That one crawled to an uneventful and foul-riddled finish, so I checked out early for the media room, which is based inside the Kings’ on-site practice facility. Post-game press conferences were being held in a makeshift room that occupies a quarter of the building.

Media rooms are always a fascinating look inside the life-force behind sports content. With limited elbow room, journalists, bloggers and TV personalities are herded in a stress-filled space for hours and hours. Everything varies, from age to race to ego. Conversations and interactions rarely leave the surface level, especially at national events like March Madness. Everyone is glued to their screens, punching on keyboards, tapping on smart phones and occasionally blurting out four-letter expletives if and when something goes awry. Oh, and EVERYONE is utilizing social media in some way, and everybody is flexing on their personal network of followers – myself included.

As deadline neared I tried to come up with some major takeaway as I do with most columns.

Unfortunately, there isn’t one. I swapped a day in the Napa Valley for a day in the Central Valley and binged on college hoops until I couldn’t anymore (because my shift had ended).

At this point, after covering the Super Bowl, the NBA Playoffs, PGA Tour golf, and just about everything in-between, I have nothing but gratitude.

Gratitude for a job that takes you places, and gratitude to live in a region saturated with such incredible sports.

Covering these games helps me maintain my edge when the doldrums of local sports becomes too much.

And in a poetic way, I got to split those two rounds with St. Helena Little League’s Opening Day.

Email Napa Valley Register sports reporter Yousef Baig at, follow him on Twitter at @YousefBaig, or call 256-2212.


Sports Reporter

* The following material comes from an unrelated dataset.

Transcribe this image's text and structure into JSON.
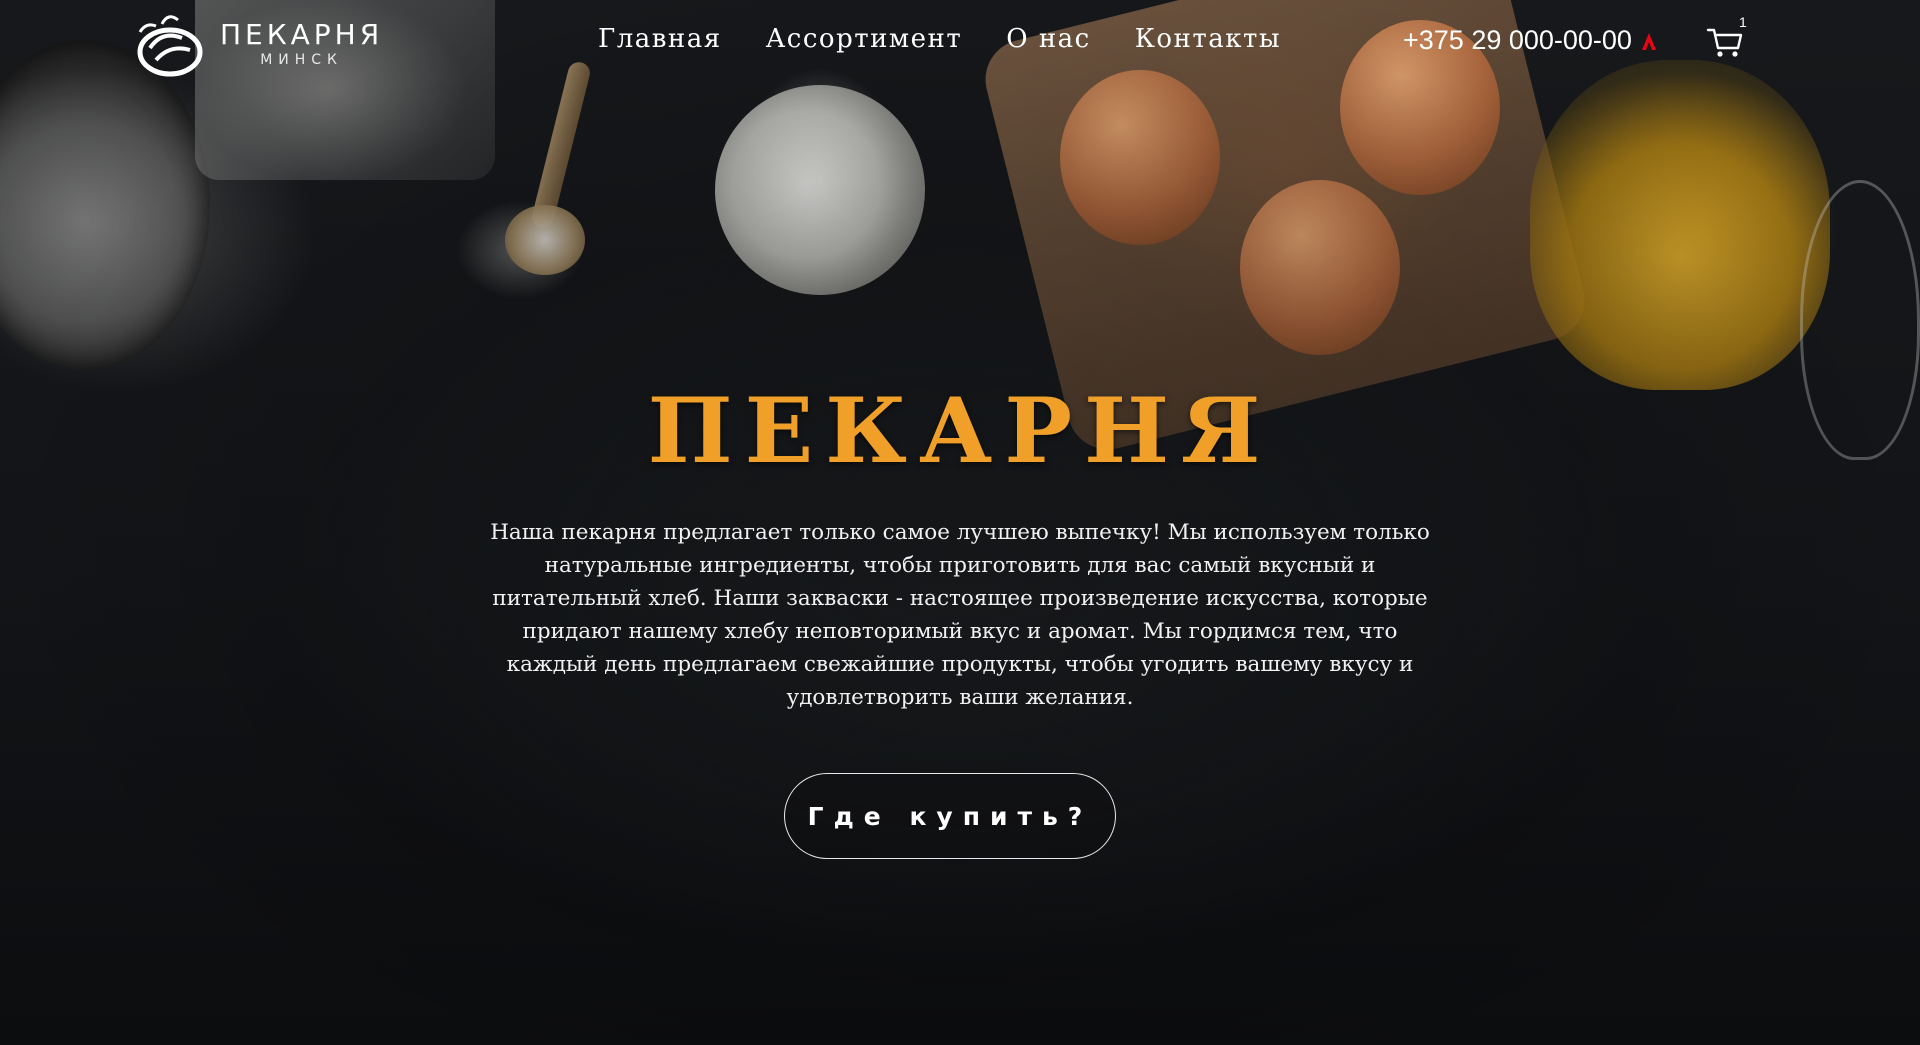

Yousef has been a sports reporter at the Napa Valley Register since February 2015, and hosts the Napa Register Radio podcast. He is a proud UGA graduate and has written for the Sacramento Bee, The Advocate and the Athens Banner-Herald, among others.